Criminal liabilities can be imposed in a variety of ways by numerous government agencies using different tactics just within Thailand, which could be a significant challenge for corporations, directors, and executives seeking to establish thorough safeguards to defend themselves.

This session will explore case studies and precedents of company directors being susceptible and jointly liable in criminal lawsuits, elaborate on the procedural steps involved from filing of a criminal complaint to dawn raids, highlight key risks which could extend to employees at the management level, and prepare businesses with the recommended course of action should their directors face accusations.

Read More

Many laws in Thailand contain a provision stating that, in the event an entity commits an offense, its directors, manager, or the person responsible for the business operations of that entity (collectively referred to here as the “director” or “you”) will be criminally and personally liable on the same grounds (or will receive a fine or imprisonment term at a different level, as the case may be). Examples of such legislation include the Act Prescribing Offenses Relating to Registered Partnerships, Limited Partnerships, Limited Companies, Associations, and Foundations B.E. 2499 (1956); the Immigration Act B.E. 2522 (1979); and the Consumer Protection Act B.E. 2522 (1979).

About the author

Leave a Reply

This site uses Akismet to reduce spam.
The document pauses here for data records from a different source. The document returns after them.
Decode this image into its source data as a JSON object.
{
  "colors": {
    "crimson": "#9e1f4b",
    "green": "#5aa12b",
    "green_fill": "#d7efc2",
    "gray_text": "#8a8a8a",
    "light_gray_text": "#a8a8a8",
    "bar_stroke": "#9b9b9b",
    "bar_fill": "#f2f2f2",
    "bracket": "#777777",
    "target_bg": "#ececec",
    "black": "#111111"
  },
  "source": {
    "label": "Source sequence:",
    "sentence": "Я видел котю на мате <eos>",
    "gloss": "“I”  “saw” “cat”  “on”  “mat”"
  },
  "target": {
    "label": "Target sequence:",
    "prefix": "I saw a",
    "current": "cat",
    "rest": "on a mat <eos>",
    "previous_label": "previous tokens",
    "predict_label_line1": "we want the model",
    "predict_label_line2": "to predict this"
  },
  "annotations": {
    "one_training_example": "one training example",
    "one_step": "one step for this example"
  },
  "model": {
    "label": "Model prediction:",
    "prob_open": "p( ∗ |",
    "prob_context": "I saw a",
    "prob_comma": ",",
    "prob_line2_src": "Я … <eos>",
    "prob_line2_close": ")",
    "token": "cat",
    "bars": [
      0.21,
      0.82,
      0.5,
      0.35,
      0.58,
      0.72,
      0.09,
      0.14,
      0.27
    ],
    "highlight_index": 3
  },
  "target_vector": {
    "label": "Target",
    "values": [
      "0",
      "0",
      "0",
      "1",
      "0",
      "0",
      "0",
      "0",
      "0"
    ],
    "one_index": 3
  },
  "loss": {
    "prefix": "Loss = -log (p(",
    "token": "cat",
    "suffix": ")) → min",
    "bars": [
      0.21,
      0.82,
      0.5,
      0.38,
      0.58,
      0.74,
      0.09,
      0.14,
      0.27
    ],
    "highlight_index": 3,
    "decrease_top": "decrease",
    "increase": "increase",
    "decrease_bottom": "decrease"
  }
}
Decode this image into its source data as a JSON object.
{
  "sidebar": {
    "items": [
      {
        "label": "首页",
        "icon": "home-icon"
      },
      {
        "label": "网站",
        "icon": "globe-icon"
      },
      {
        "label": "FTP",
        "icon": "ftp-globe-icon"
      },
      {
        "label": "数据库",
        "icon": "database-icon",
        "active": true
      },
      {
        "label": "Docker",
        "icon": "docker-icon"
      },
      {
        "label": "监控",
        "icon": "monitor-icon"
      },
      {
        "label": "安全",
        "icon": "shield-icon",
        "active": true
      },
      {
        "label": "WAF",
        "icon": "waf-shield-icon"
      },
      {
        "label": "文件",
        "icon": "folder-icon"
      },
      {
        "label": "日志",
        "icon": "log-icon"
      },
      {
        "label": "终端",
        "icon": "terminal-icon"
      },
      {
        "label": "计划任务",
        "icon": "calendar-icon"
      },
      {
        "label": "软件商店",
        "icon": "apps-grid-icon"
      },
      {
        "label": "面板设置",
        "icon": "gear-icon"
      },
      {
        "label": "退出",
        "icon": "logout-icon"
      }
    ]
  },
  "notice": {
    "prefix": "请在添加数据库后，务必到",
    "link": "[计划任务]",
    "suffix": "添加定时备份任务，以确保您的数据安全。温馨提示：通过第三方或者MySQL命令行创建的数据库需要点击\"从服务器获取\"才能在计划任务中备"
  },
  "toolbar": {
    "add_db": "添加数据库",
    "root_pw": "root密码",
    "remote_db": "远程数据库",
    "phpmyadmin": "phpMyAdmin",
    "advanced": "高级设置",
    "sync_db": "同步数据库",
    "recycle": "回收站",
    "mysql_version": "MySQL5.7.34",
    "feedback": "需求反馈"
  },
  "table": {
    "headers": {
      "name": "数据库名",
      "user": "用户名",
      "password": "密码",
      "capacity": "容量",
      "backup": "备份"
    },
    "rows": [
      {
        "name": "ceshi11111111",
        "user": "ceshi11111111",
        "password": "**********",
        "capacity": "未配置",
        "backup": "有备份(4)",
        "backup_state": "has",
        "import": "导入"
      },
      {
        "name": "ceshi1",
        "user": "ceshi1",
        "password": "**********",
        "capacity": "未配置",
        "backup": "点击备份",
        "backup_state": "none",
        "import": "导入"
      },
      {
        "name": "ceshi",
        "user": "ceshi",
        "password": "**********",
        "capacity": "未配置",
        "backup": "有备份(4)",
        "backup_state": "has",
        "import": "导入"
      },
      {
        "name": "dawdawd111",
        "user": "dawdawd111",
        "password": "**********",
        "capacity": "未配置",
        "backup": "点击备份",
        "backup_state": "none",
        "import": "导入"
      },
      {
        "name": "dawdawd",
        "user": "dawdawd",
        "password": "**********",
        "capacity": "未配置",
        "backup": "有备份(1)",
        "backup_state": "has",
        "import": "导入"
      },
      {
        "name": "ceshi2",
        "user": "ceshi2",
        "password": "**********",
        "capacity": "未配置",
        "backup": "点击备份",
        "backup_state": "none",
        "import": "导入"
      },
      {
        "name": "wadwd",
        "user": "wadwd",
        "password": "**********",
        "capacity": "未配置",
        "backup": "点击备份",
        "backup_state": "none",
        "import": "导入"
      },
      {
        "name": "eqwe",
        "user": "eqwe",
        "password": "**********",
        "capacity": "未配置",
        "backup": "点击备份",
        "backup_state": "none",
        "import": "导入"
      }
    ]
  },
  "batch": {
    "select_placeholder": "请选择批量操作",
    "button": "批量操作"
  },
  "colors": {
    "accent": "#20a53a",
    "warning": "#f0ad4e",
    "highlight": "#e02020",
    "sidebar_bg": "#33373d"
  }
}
Learn how your comment data is processed.

Sign Up for Our Newsletter

Get notified of our weekly selection of news

You May Also Like

An Introduction to Double Taxation Avoidance in Vietnam

Double taxation avoidance agreements (DTAAs) help businesses from being double-taxed on their income. This also applies to businesses, legal entities, and individuals. Vietnam currently has approximately 80 DTAAs signed.

Vietnam Increases weekly Overtime Hours quota to 60 hours

Vietnam’s National Assembly passed a Resolution on March 23 to increase overtime working hours from the current 40 hours to 60 hours a month. However, the total number of overtime working hours cannot exceed 300 hours annually.

Thai Cabinet Approves Crypto-Friendly Tax Rules

The new rules will offer traders several benefits, including exemption from value-added taxes, settlement of losses and higher crypto trading activity in Thailand.